Supplied data

........

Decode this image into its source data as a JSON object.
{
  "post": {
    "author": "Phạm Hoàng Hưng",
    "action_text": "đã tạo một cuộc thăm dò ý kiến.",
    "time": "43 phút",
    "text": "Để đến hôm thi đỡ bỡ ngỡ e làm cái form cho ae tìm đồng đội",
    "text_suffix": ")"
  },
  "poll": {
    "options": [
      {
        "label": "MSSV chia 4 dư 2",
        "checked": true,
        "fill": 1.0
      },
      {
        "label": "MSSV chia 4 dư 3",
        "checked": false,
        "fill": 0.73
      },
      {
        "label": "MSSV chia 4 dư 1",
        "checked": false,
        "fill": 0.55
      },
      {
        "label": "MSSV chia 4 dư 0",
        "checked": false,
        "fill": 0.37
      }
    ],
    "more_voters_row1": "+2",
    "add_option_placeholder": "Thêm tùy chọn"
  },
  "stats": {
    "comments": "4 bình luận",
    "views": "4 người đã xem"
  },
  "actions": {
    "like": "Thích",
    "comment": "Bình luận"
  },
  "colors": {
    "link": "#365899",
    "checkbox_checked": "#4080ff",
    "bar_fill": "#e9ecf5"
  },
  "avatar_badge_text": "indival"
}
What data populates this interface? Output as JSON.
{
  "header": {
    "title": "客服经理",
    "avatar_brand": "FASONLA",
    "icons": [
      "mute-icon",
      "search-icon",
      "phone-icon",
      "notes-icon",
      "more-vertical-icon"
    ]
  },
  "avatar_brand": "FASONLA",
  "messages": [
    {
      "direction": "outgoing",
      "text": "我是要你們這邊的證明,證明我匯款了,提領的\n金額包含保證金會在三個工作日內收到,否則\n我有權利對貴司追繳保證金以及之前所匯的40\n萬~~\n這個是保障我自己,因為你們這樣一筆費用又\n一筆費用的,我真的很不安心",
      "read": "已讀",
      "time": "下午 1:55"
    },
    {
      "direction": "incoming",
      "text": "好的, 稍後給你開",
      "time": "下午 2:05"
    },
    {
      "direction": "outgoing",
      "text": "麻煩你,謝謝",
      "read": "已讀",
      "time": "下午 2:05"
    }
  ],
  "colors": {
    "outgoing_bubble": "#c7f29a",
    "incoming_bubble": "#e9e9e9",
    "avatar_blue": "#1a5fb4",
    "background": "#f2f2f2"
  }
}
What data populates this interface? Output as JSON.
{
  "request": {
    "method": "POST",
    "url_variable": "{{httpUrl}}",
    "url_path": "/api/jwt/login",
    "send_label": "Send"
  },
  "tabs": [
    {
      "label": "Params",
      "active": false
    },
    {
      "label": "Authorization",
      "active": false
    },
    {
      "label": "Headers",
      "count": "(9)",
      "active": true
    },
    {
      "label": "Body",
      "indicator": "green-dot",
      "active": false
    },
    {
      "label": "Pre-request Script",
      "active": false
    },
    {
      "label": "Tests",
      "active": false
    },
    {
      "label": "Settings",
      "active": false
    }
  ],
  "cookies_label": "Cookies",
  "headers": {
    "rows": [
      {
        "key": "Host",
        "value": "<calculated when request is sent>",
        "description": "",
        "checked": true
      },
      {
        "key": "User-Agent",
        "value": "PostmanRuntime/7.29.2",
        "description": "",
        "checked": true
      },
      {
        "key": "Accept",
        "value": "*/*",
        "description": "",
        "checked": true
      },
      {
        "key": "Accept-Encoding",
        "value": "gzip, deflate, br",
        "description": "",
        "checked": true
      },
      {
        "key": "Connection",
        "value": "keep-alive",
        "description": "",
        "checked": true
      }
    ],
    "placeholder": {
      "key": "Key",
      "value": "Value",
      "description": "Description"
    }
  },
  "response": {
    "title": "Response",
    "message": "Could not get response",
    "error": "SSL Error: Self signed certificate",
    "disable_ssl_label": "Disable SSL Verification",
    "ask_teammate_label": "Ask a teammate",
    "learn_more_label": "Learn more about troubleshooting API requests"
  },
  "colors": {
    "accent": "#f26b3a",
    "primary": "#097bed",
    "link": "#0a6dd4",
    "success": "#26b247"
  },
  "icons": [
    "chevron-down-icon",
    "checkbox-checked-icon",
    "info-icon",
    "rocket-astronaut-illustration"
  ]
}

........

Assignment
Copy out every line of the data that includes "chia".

Task solution
        "label": "MSSV chia 4 dư 2",
        "label": "MSSV chia 4 dư 3",
        "label": "MSSV chia 4 dư 1",
        "label": "MSSV chia 4 dư 0",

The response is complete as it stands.